Monday Exposition Idea:
I Met God There
By Franklin L. Kirksey, Pastor, First Baptist Church of Spanish Fort, Alabama, and author of Sound Biblical Preaching: Giving the Bible a Voice.
These expositions by Dr. Kirksey are offered to suggest sermon or Bible study ideas for pastors and other church leaders, both from the exposition and from the illustrative material, or simply for personal devotion.
Dr. John Ervin Huss (1910-1987), former pastor of Southside Baptist Church in Spartanburg, South Carolina, confesses,
It was so beautiful in Bellingrath Gardens I wanted to stay. I met God there. I can better understand now that if one goes to the Holy City, never would he have a desire to return to this world. Yes, I wanted to stay. God said, “John, I need you to preach My Word.” Yes, I realized again that life’s “Ridgecrest experiences,” and life’s “Glorietas” and visits to gardens has as their real purpose enduing of greater power to serve God in the hard places.
According to the LifeWay website, “Ridgecrest Conference Center, near Asheville, North Carolina, and Glorieta Conference Center, located near Santa Fe, New Mexico, have ministered to millions of guests during their many years of ministry.” For more information, click here.
Dr. Huss further recalls his memorable visit to the palatial home and garden paradise near Mobile, Alabama, envisioned by Mr. and Mrs. Walter D. Bellingrath in his book titled I Met God There (Grand Rapids, MI: Zondervan Publishing House, 1956).
Noting a sign in the gardens that simply reads, “Look,” Dr. Huss comments,
Sad to say, the sign is necessary.

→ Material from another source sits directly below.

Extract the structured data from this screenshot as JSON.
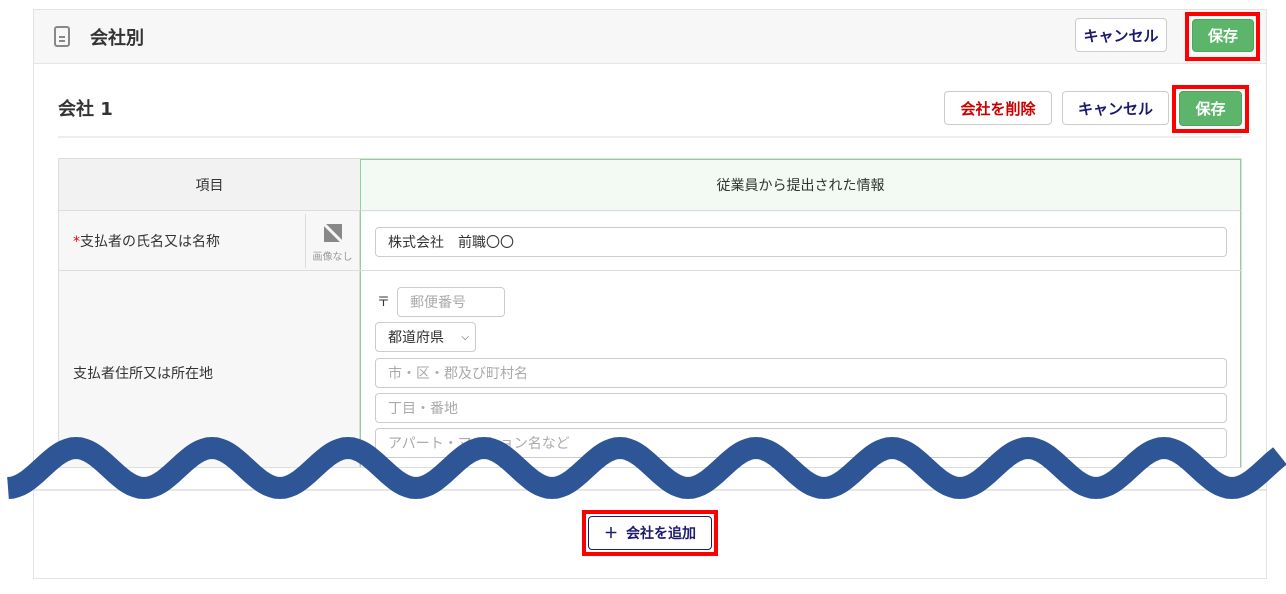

We can live in a paradise and never look. . . . People live near Niagara and have yet to see its awesome beauty. . . . We can have at our disposal the Word of God, and yet keep its pages closed and never see the Christ the Bible tells about.